START The records

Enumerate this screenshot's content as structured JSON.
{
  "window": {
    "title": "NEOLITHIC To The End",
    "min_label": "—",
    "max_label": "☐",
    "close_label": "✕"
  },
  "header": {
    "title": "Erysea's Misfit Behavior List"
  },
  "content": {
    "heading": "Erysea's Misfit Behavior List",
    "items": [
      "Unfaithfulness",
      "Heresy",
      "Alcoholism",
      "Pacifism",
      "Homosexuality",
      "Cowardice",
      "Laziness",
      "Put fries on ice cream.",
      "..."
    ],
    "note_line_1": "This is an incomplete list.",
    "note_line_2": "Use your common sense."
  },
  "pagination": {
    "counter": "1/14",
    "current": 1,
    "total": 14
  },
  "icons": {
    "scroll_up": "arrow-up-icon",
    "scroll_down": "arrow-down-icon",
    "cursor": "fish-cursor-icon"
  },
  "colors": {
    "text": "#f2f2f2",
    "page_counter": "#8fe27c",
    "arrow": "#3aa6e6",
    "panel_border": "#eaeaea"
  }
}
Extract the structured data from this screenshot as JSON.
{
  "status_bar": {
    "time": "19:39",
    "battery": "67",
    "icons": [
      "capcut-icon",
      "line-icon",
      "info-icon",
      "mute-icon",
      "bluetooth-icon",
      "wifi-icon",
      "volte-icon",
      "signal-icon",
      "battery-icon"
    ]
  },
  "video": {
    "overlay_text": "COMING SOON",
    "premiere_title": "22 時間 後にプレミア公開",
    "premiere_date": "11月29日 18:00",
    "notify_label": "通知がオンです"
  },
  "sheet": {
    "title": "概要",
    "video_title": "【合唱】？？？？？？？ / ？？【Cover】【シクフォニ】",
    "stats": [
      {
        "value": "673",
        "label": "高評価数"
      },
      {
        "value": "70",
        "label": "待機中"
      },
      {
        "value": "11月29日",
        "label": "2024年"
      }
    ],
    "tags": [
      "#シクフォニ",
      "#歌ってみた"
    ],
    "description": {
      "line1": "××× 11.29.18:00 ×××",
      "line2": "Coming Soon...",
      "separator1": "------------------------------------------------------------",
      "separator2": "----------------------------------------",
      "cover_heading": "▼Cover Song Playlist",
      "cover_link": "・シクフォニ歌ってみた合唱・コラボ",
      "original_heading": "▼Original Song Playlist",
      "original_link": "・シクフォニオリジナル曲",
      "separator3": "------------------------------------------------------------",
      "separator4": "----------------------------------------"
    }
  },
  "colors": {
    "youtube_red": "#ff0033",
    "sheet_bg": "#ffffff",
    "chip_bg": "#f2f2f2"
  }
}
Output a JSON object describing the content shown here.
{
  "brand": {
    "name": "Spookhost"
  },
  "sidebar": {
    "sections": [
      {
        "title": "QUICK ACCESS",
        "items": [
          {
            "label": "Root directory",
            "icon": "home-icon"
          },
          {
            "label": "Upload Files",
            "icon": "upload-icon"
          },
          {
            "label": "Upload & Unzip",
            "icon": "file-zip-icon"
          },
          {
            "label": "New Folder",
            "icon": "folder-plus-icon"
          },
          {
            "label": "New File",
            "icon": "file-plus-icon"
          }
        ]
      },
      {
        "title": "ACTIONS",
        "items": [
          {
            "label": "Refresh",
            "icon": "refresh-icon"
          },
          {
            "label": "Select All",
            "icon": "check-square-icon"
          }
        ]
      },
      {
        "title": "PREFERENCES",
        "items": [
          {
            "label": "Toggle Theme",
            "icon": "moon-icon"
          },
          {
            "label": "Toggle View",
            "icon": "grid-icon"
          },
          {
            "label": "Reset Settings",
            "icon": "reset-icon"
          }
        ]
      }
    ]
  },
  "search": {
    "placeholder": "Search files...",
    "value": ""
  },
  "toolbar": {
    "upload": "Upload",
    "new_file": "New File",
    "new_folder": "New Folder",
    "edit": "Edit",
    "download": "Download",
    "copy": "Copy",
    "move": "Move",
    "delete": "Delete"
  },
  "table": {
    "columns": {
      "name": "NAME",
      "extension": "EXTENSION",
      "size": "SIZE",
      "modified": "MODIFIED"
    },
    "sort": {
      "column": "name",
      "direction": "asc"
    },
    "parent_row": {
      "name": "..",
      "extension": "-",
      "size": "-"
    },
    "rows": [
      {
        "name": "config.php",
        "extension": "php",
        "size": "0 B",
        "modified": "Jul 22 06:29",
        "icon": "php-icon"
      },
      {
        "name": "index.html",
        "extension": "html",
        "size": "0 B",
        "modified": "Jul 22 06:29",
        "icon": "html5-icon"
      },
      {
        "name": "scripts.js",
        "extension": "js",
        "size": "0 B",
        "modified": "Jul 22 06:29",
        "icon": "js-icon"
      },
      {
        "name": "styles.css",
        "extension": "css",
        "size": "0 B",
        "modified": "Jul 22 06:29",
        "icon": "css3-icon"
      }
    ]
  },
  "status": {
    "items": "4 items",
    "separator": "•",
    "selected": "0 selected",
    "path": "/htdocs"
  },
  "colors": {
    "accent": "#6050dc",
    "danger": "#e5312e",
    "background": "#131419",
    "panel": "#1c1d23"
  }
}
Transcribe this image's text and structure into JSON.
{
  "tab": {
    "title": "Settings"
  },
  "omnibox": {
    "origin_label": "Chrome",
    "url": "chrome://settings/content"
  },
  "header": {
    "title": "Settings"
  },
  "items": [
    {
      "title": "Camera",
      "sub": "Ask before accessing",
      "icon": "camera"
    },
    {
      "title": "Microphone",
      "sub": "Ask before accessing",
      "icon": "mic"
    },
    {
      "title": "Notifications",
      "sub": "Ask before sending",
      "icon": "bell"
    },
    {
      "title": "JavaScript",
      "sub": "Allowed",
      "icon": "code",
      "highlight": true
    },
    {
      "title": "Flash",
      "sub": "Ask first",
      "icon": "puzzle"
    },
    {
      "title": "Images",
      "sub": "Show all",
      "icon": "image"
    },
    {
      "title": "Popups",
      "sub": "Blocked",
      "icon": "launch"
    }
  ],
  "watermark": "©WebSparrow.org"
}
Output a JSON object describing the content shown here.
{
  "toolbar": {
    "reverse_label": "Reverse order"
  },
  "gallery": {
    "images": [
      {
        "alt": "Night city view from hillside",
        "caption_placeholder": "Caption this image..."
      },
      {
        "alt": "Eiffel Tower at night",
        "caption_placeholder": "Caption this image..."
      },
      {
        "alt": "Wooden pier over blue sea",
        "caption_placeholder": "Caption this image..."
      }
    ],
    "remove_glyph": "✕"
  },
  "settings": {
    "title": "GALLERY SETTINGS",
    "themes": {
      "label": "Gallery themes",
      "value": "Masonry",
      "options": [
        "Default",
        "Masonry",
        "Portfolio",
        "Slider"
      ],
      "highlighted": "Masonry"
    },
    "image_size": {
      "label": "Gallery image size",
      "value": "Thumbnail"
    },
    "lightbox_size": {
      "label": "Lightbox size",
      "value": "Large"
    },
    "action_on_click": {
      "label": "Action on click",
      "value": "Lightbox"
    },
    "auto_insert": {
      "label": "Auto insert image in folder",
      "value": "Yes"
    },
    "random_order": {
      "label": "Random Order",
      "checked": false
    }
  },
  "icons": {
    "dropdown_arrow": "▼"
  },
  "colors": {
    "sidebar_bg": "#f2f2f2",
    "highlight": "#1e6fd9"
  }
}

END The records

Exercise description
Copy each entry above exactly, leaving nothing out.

Solution
Enumerate this screenshot's content as structured JSON.
{
  "window": {
    "title": "NEOLITHIC To The End",
    "min_label": "—",
    "max_label": "☐",
    "close_label": "✕"
  },
  "header": {
    "title": "Erysea's Misfit Behavior List"
  },
  "content": {
    "heading": "Erysea's Misfit Behavior List",
    "items": [
      "Unfaithfulness",
      "Heresy",
      "Alcoholism",
      "Pacifism",
      "Homosexuality",
      "Cowardice",
      "Laziness",
      "Put fries on ice cream.",
      "..."
    ],
    "note_line_1": "This is an incomplete list.",
    "note_line_2": "Use your common sense."
  },
  "pagination": {
    "counter": "1/14",
    "current": 1,
    "total": 14
  },
  "icons": {
    "scroll_up": "arrow-up-icon",
    "scroll_down": "arrow-down-icon",
    "cursor": "fish-cursor-icon"
  },
  "colors": {
    "text": "#f2f2f2",
    "page_counter": "#8fe27c",
    "arrow": "#3aa6e6",
    "panel_border": "#eaeaea"
  }
}
Extract the structured data from this screenshot as JSON.
{
  "status_bar": {
    "time": "19:39",
    "battery": "67",
    "icons": [
      "capcut-icon",
      "line-icon",
      "info-icon",
      "mute-icon",
      "bluetooth-icon",
      "wifi-icon",
      "volte-icon",
      "signal-icon",
      "battery-icon"
    ]
  },
  "video": {
    "overlay_text": "COMING SOON",
    "premiere_title": "22 時間 後にプレミア公開",
    "premiere_date": "11月29日 18:00",
    "notify_label": "通知がオンです"
  },
  "sheet": {
    "title": "概要",
    "video_title": "【合唱】？？？？？？？ / ？？【Cover】【シクフォニ】",
    "stats": [
      {
        "value": "673",
        "label": "高評価数"
      },
      {
        "value": "70",
        "label": "待機中"
      },
      {
        "value": "11月29日",
        "label": "2024年"
      }
    ],
    "tags": [
      "#シクフォニ",
      "#歌ってみた"
    ],
    "description": {
      "line1": "××× 11.29.18:00 ×××",
      "line2": "Coming Soon...",
      "separator1": "------------------------------------------------------------",
      "separator2": "----------------------------------------",
      "cover_heading": "▼Cover Song Playlist",
      "cover_link": "・シクフォニ歌ってみた合唱・コラボ",
      "original_heading": "▼Original Song Playlist",
      "original_link": "・シクフォニオリジナル曲",
      "separator3": "------------------------------------------------------------",
      "separator4": "----------------------------------------"
    }
  },
  "colors": {
    "youtube_red": "#ff0033",
    "sheet_bg": "#ffffff",
    "chip_bg": "#f2f2f2"
  }
}
Output a JSON object describing the content shown here.
{
  "brand": {
    "name": "Spookhost"
  },
  "sidebar": {
    "sections": [
      {
        "title": "QUICK ACCESS",
        "items": [
          {
            "label": "Root directory",
            "icon": "home-icon"
          },
          {
            "label": "Upload Files",
            "icon": "upload-icon"
          },
          {
            "label": "Upload & Unzip",
            "icon": "file-zip-icon"
          },
          {
            "label": "New Folder",
            "icon": "folder-plus-icon"
          },
          {
            "label": "New File",
            "icon": "file-plus-icon"
          }
        ]
      },
      {
        "title": "ACTIONS",
        "items": [
          {
            "label": "Refresh",
            "icon": "refresh-icon"
          },
          {
            "label": "Select All",
            "icon": "check-square-icon"
          }
        ]
      },
      {
        "title": "PREFERENCES",
        "items": [
          {
            "label": "Toggle Theme",
            "icon": "moon-icon"
          },
          {
            "label": "Toggle View",
            "icon": "grid-icon"
          },
          {
            "label": "Reset Settings",
            "icon": "reset-icon"
          }
        ]
      }
    ]
  },
  "search": {
    "placeholder": "Search files...",
    "value": ""
  },
  "toolbar": {
    "upload": "Upload",
    "new_file": "New File",
    "new_folder": "New Folder",
    "edit": "Edit",
    "download": "Download",
    "copy": "Copy",
    "move": "Move",
    "delete": "Delete"
  },
  "table": {
    "columns": {
      "name": "NAME",
      "extension": "EXTENSION",
      "size": "SIZE",
      "modified": "MODIFIED"
    },
    "sort": {
      "column": "name",
      "direction": "asc"
    },
    "parent_row": {
      "name": "..",
      "extension": "-",
      "size": "-"
    },
    "rows": [
      {
        "name": "config.php",
        "extension": "php",
        "size": "0 B",
        "modified": "Jul 22 06:29",
        "icon": "php-icon"
      },
      {
        "name": "index.html",
        "extension": "html",
        "size": "0 B",
        "modified": "Jul 22 06:29",
        "icon": "html5-icon"
      },
      {
        "name": "scripts.js",
        "extension": "js",
        "size": "0 B",
        "modified": "Jul 22 06:29",
        "icon": "js-icon"
      },
      {
        "name": "styles.css",
        "extension": "css",
        "size": "0 B",
        "modified": "Jul 22 06:29",
        "icon": "css3-icon"
      }
    ]
  },
  "status": {
    "items": "4 items",
    "separator": "•",
    "selected": "0 selected",
    "path": "/htdocs"
  },
  "colors": {
    "accent": "#6050dc",
    "danger": "#e5312e",
    "background": "#131419",
    "panel": "#1c1d23"
  }
}
Transcribe this image's text and structure into JSON.
{
  "tab": {
    "title": "Settings"
  },
  "omnibox": {
    "origin_label": "Chrome",
    "url": "chrome://settings/content"
  },
  "header": {
    "title": "Settings"
  },
  "items": [
    {
      "title": "Camera",
      "sub": "Ask before accessing",
      "icon": "camera"
    },
    {
      "title": "Microphone",
      "sub": "Ask before accessing",
      "icon": "mic"
    },
    {
      "title": "Notifications",
      "sub": "Ask before sending",
      "icon": "bell"
    },
    {
      "title": "JavaScript",
      "sub": "Allowed",
      "icon": "code",
      "highlight": true
    },
    {
      "title": "Flash",
      "sub": "Ask first",
      "icon": "puzzle"
    },
    {
      "title": "Images",
      "sub": "Show all",
      "icon": "image"
    },
    {
      "title": "Popups",
      "sub": "Blocked",
      "icon": "launch"
    }
  ],
  "watermark": "©WebSparrow.org"
}
Output a JSON object describing the content shown here.
{
  "toolbar": {
    "reverse_label": "Reverse order"
  },
  "gallery": {
    "images": [
      {
        "alt": "Night city view from hillside",
        "caption_placeholder": "Caption this image..."
      },
      {
        "alt": "Eiffel Tower at night",
        "caption_placeholder": "Caption this image..."
      },
      {
        "alt": "Wooden pier over blue sea",
        "caption_placeholder": "Caption this image..."
      }
    ],
    "remove_glyph": "✕"
  },
  "settings": {
    "title": "GALLERY SETTINGS",
    "themes": {
      "label": "Gallery themes",
      "value": "Masonry",
      "options": [
        "Default",
        "Masonry",
        "Portfolio",
        "Slider"
      ],
      "highlighted": "Masonry"
    },
    "image_size": {
      "label": "Gallery image size",
      "value": "Thumbnail"
    },
    "lightbox_size": {
      "label": "Lightbox size",
      "value": "Large"
    },
    "action_on_click": {
      "label": "Action on click",
      "value": "Lightbox"
    },
    "auto_insert": {
      "label": "Auto insert image in folder",
      "value": "Yes"
    },
    "random_order": {
      "label": "Random Order",
      "checked": false
    }
  },
  "icons": {
    "dropdown_arrow": "▼"
  },
  "colors": {
    "sidebar_bg": "#f2f2f2",
    "highlight": "#1e6fd9"
  }
}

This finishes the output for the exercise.